This month’s theme is about damage control. When I saw that in the schedule, I laughed to myself, a sort of bitter, resentful laugh. Let’s just say that my last year has been a target-rich environment for damage control. Rejection, lack of sales, family issues, job struggles, potential financial ruin, cancer, death… It’s been a heck of a year, for sure.
Back in January I think I hit the lowest point of motivation and hope I’ve ever reached as a writer. I covered part of that in this previous Fictorians post. I won’t cover all that again. Thank goodness. But the gist is still relevant to this subject, which is all about dealing with struggles, setbacks and lack of motivation.

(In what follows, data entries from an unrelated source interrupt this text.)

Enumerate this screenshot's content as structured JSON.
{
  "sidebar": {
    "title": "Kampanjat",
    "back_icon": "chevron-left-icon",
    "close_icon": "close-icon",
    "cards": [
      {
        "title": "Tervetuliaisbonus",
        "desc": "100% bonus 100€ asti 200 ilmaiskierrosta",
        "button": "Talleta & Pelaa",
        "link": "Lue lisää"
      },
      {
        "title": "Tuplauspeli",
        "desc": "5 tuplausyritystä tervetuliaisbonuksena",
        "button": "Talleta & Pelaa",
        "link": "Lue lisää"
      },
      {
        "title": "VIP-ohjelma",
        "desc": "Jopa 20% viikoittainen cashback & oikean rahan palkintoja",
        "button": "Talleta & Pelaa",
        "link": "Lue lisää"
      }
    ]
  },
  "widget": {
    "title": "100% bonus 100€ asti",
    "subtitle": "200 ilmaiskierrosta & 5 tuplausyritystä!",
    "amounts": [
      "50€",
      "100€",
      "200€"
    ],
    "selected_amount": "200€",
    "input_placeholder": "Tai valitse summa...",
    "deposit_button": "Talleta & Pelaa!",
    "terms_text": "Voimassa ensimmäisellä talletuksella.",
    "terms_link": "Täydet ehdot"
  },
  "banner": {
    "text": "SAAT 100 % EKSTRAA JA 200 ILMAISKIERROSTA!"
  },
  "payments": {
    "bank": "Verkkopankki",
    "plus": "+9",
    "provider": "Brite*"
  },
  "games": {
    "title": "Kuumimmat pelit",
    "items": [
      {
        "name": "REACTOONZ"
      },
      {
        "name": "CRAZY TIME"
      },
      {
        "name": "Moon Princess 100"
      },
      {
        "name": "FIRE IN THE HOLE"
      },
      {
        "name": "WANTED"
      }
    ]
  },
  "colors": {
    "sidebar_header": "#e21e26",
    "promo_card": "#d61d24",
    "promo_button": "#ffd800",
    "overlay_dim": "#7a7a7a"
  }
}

Right now I am doing my final proofread of the third and final book in my War Chronicles series. You want struggles? I was supposed to finish this back in February. You want setbacks? I pretty much rewrote the final third of the book three times. One of the lowest points of that entire year was when I finally came to terms with how much help and support I had gotten from my brother, who passed away from cancer last year. It turns out that it is no mere platitude to say that you don’t know what you have until it’s gone. Really gone. Forever.
So there I was, a month late with my personal deadline for my third book, with my previously planned ending in ruins as I realized it wasn’t the right ending, my main support for working through issues gone, living in a tiny rent house while trying to build my dream home, struggling with a new job as it became painfully obvious that writing wasn’t (yet) going to pay the bills, and dealing with a ream of personal issues better left unsaid here.
I could have packed it in. I could have just said “It’s too much right now, I’ll deal with this after everything settles down.”
But here’s the thing that I’ve learned in my life. Nothing ever settles down. Things rarely, if ever, get easier. And the longer you put things off, the harder it is to pick them up again.
So my means of coping is something I call “The Dory Method.” You know what that is. Everyone knows. But here’s the thing… It works. I just kept at it, a little at a time, worrying at the story issues like a dog with a bone. Until finally, one day, weeks later, I figured out what the story was lacking, and then everything started coming together.
Working full time in a new job, while trying to build a house, and living in a tiny rent house with no privacy is no way to write a book.
But you can do it. If you just… keep writing. Just keep writing. Just keep writing.
Edison was right. Success really can be 95% perspiration. Or in the case of writing, 95% perseverance.
And the result? Warlord, coming soon to an online book retailer near you. 🙂